We were talking to a client earlier and sharing a newly adapted evaluation for Covid-19 times. None of us know what is coming next or when a return to face-to-face work may be possible. For our clients who often work with really vulnerable individuals this means worry, and feelings of frustration and helplessness. Many charities and not-for-profits have adapted their work: turning to online support sessions; texts; video calls; providing webinars and online discussion groups; YouTube channels; and Digital Festivals. The range of adaptive work is huge and we are adapting away too.
Online work is still making an impact – and work that makes an impact can be measured. That is where we can help: we can figure out how to measure that impact.
Even if you are not working with an evaluation consultancy, here are three simple tips you can use.
1. Use polls
Lots of our clients, and ourselves included, are now using Zoom, which has the option to create polls. You can’t do this ‘live’ during a Zoom call, it must be done in advance. There are lots of simple tutorials online about how to create one. We would recommend you try and think of just one question you can use throughout all your work, and embed it as a poll on each planned meeting. You might be working on increasing wellbeing or connection, or trying to help people cope with new day-to-day lifestyles. You could ask if people feel better for taking part; if they feel better able to cope; if they feel happier for connecting today.
This isn’t just available on Zoom, other systems including ‘Crowdcast’ have these options, so do explore if this is something you could do.
2. Send an online survey
If you are connecting or working with people online, create and send an online survey. We use SurveyMonkey, and would happily recommend it. It’s free for up to 10 questions to fewer than 100 people, and that works well for lots of projects. Today, we have just created a slightly more fancy survey which includes demographic questions, assessment of knowledge and motivation, and marketing and enjoyment. It will take people just a few minutes to complete and the team just have to copy and paste a link into the comments option on each of their webinars. It doesn’t have to be complicated though, and this brings us to our next point…
3. Just ask something
Some information is always better than no information. Just have a go at collecting something. We have recommended simple questions in the past and if in doubt, just ask what people enjoyed; what they think could have gone better; and what they would recommend you do in future.
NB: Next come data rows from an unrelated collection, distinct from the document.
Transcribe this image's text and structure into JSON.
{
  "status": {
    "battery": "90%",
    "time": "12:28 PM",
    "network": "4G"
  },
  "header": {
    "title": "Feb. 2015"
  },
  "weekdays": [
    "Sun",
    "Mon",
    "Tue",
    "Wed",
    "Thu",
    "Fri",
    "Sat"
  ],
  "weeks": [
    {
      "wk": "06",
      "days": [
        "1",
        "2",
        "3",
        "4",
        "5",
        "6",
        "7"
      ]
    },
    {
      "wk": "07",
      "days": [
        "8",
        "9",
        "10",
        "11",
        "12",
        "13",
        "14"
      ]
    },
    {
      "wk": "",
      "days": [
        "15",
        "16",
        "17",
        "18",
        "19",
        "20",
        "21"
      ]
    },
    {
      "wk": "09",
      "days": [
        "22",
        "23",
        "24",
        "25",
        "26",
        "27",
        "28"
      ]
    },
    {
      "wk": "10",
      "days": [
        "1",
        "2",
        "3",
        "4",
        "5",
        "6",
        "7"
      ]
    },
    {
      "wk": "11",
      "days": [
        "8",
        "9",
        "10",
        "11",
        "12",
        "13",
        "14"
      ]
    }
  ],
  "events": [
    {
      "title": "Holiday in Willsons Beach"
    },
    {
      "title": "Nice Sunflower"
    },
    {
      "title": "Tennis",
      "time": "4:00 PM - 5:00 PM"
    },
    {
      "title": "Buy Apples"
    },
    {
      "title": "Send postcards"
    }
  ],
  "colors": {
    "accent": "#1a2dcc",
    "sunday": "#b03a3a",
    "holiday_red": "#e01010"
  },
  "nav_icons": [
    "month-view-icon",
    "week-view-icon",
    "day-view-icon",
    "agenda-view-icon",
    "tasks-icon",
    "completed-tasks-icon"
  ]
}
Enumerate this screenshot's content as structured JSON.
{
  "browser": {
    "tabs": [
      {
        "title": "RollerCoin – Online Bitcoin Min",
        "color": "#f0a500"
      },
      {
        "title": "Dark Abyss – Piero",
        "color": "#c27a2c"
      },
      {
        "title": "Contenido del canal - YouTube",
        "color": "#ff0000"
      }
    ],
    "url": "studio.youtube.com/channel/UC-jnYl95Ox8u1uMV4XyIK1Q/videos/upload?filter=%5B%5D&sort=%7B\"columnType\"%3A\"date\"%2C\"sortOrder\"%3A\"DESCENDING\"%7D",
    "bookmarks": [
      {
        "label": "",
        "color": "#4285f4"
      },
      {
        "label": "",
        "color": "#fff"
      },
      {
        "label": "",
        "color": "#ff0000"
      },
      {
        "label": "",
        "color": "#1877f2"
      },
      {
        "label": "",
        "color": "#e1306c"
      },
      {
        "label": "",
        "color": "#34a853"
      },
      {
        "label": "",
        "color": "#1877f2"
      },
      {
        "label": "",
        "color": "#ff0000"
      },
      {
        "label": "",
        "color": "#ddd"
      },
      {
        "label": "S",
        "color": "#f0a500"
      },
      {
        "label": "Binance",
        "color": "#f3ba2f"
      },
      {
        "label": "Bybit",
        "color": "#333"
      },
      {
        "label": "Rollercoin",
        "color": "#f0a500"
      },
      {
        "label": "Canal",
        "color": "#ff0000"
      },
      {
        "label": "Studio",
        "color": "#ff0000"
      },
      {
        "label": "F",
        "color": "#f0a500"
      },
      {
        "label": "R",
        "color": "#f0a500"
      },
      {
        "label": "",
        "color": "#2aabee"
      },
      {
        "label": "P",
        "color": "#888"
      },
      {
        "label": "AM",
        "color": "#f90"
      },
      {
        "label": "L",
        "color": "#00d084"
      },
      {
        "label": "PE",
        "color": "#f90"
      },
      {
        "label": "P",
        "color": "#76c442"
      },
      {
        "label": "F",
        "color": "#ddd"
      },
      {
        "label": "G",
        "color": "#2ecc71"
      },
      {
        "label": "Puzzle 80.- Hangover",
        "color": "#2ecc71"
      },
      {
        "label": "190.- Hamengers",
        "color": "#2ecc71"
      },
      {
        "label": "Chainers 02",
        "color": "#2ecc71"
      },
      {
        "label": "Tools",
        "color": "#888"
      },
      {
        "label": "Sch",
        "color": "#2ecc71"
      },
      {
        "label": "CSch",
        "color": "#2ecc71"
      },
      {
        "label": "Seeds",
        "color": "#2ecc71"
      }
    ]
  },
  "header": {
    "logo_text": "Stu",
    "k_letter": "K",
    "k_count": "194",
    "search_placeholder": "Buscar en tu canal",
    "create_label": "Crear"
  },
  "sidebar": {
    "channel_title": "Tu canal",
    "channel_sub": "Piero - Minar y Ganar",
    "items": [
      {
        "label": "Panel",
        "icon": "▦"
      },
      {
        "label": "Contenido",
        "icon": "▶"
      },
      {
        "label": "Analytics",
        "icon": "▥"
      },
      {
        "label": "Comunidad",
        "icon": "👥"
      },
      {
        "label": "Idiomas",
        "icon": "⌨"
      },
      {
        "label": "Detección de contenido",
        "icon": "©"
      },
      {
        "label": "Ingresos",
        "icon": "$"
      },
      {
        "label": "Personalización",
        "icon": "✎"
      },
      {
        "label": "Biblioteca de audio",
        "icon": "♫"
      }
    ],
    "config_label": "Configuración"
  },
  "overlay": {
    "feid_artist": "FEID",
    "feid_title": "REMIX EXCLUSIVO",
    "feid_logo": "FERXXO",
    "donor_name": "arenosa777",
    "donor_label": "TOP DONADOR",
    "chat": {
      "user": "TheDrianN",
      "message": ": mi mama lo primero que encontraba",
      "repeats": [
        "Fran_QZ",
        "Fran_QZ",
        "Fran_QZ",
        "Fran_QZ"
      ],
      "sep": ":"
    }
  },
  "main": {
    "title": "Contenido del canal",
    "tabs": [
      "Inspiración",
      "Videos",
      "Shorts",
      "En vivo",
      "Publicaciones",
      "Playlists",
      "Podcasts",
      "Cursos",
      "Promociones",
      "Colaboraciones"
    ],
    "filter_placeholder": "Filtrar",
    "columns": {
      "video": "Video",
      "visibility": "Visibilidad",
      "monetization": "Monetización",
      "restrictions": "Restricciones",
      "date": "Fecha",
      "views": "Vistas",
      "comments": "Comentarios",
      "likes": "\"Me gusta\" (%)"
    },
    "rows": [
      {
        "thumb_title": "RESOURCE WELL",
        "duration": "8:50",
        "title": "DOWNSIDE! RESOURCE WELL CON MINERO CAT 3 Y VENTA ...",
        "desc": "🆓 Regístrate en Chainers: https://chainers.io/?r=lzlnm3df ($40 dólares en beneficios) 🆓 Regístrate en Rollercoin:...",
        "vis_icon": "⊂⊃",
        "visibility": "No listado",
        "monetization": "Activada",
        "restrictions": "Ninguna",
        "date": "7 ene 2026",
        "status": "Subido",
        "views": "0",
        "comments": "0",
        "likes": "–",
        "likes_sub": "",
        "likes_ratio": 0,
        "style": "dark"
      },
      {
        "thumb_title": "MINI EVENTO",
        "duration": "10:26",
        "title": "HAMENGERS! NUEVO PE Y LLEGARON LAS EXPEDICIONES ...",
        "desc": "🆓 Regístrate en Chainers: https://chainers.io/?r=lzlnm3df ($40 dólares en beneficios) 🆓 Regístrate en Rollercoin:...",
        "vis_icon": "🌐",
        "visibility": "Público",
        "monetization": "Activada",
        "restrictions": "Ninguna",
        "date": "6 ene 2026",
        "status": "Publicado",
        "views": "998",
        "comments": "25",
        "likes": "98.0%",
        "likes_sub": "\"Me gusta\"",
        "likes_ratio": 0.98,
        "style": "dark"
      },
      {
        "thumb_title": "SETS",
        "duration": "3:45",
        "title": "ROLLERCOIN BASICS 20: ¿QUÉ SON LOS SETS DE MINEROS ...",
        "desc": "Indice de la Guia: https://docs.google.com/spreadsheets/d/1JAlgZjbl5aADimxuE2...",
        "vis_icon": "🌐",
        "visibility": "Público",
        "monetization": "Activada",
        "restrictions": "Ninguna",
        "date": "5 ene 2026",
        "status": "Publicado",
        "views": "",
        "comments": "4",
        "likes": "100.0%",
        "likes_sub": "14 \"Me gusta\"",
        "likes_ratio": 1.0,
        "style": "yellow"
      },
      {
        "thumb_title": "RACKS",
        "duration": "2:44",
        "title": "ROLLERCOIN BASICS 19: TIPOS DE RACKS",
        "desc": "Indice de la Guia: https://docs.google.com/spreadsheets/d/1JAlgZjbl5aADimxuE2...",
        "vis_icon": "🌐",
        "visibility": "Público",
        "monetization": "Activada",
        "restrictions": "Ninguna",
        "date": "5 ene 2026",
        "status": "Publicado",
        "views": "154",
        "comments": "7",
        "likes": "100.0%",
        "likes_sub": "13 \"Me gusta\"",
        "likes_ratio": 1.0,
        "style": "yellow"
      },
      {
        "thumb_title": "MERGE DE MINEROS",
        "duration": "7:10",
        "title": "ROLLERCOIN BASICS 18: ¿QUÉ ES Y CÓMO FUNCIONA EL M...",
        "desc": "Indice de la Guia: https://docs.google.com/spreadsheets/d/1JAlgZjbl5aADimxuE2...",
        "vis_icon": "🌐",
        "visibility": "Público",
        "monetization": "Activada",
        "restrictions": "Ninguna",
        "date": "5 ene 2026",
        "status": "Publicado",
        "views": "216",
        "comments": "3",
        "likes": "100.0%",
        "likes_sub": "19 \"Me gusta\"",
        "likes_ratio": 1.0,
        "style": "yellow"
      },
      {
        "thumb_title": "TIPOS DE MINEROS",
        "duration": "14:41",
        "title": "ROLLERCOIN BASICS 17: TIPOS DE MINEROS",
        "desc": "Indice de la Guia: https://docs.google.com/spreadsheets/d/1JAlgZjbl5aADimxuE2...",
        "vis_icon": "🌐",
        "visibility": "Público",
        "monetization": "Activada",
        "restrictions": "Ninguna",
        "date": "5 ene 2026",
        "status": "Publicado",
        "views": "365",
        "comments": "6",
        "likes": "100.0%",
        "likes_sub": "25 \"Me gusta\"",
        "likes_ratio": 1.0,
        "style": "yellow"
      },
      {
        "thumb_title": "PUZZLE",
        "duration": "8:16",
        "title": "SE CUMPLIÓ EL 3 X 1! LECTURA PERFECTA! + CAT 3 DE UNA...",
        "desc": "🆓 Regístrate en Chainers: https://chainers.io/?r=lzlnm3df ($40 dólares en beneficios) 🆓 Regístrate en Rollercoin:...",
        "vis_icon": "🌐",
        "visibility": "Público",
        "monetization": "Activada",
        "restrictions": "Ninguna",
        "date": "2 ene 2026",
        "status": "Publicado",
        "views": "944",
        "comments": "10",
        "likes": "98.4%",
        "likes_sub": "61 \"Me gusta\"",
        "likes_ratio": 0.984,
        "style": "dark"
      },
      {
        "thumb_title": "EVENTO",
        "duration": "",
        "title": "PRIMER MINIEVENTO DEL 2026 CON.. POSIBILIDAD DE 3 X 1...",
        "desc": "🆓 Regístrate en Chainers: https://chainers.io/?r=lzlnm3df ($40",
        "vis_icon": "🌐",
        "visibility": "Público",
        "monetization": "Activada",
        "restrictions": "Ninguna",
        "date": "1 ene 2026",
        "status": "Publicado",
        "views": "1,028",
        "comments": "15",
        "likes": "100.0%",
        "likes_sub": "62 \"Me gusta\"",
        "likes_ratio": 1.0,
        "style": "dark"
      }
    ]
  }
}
Good luck working remotely and connecting with people, and we hope you found this mini Covid-19 tips session helpful!